MoviesPass may not be technically dead, but it's pretty much curtains for the Helios and Matheson Analytics (OTC:HMNY) subsidiary. At its peak -- nearly a year ago -- there were more than 3 million film buffs paying $9.95 a month for the multiplex subscription plan. It's been all downhill ever since.
The popular narrative here is that the demise of MoviePass was self-inflicted. The model was flawed. Helios and Matheson didn't have the financial resources to see its cash-draining vision through. It ran out of money before it ran out of ideas. However, there's also something to be said for the role that AMC Entertainment (NYSE:AMC) played in shoving MoviePass into its downward spiral. Let's go over the ways that the leading multiplex operator played a starring role in the fall of the upstart service that wanted to revolutionize the way we watch movies.
1. AMC taunted MoviePass
MoviePass was a fledgling service with just 20,000 subscribers when Helios and Matheson gobbled up a majority stake in the platform two summers ago, immediately slashing its price. Paying $9.95 a month for the ability to see daily movie screenings was too good to be true, especially with Helios and Matheson paying retail for most of the tickets.
As the popularity of MoviePass exploded, it helped fill up movie theaters, but it also devalued the moviegoing experience.
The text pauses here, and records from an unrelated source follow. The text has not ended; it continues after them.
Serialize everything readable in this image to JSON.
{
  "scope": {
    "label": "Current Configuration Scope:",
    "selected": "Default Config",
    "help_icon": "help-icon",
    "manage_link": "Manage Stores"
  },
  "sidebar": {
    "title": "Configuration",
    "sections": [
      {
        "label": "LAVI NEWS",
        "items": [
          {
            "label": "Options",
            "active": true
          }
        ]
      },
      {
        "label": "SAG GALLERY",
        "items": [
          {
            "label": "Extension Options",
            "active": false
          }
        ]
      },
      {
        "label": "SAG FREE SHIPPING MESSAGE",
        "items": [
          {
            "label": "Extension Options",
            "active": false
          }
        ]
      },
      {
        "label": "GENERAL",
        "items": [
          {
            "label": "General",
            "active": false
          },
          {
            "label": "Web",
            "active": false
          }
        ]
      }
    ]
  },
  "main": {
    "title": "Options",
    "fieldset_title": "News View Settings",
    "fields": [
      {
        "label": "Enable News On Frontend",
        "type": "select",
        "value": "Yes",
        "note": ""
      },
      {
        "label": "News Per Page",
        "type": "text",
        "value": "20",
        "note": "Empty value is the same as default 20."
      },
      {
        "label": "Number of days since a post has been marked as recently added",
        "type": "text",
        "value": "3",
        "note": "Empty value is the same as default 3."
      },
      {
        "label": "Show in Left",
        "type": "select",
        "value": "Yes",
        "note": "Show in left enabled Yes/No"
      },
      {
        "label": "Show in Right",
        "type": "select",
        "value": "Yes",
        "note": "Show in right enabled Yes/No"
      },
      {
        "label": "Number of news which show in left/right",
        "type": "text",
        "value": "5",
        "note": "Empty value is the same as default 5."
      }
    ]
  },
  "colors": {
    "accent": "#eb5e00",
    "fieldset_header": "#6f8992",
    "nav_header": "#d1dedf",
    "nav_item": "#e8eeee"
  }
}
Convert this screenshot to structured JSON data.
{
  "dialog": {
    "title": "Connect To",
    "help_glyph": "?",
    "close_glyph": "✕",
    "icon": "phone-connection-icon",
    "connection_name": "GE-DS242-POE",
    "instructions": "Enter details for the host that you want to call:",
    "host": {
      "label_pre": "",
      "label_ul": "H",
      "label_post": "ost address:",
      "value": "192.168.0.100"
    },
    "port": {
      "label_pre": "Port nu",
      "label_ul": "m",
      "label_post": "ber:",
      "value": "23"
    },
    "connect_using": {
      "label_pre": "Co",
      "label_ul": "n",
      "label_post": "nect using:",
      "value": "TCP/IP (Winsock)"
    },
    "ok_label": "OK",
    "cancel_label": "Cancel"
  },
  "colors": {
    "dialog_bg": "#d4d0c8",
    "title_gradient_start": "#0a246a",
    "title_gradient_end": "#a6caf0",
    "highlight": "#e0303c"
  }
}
Most exhibitors simply ignored the MoviePass threat, but AMC CEO Adam Aaron relished the opportunity to mock the service.
He pointed out in an earnings call that "hundreds of thousands" of MoviePass subscribers frequented AMC Theatres, and AMC was receiving $12.02 per movie from them -- more than its average price of $9.78. He was mocking a service that would put itself in the red with just the very first movie consumed.
Check out the latest earnings call transcript for AMC.
2. It played hardball
MoviePass knew it was never going to turn a profit with its service. It was a loss leader. The payoff would come from marketing to its growing subscriber base and eventually getting into the movie business itself. To help stop the bleeding it needed help from the multiplex operators. It tried to to get chains to accept $3 less for MoviePass-purchased tickets or give the service operator a piece of the high-margin concession revenue.
Then MoviePass made the fatal mistake of trying to shake down AMC. When the country's largest exhibitor refused to negotiate discounts with MoviePass, the platform blocked the use of the service at 10 of the busiest AMC locations. AMC never flinched.
3. AMC built a better mousetrap
The biggest shot at MoviePass came from the launch of AMC Stubs A-List early last summer. AMC found the flaws in the MoviePass product -- the inability to make advance reservations, limiting access to just standard screenings -- and it carved out a service where folks can see as many as three movies a month including most of the premium screening formats.
AMC didn't need to negotiate with itself for a piece of the concessions or a break on the tickets. It knew that it could run its superior model with better cost controls than MoviePass. AMC Stubs A-List is now up to 600,000 members, many of them likely ex-MoviePass subscribers. In other words, MoviePass saved AMC Entertainment the costs of educating the market on movie subscription plans.
4. Reserved seating seals the deal
With MoviePass already on the ropes late last year, AMC began implementing reserved seating across more of its theaters. This may not seem like much of a shot at MoviePass, but it actually strikes at the core of the cumbersome nature of MoviePass.
Subscribers can't place MoviePass orders until the day of the screening, and even then they're at the mercy of it being an available option on the platform. MoviePass tickets also need to be purchased when the subscriber is at the movie theater. In short, by the time a MoviePass member gets to order an AMC screening most of the good seats are already gone.
5. Mobile ordering is the next shoe to fall
AMC's latest move is to expand the number of theaters that let patrons order food and drinks ahead of time through the mobile app. This is another tactic that may not seem to have MoviePass in its crosshairs, but it will also leave a mark.
AMC wants people to engage more with its official mobile app, the same platform that actively promotes AMC Stubs A-List, advance reservations for movies, and screenings not available through MoviePass. The goal here is to cut out the middlemen, and that also includes MoviePass.
MoviePass is dying, and AMC's fingerprints are everywhere.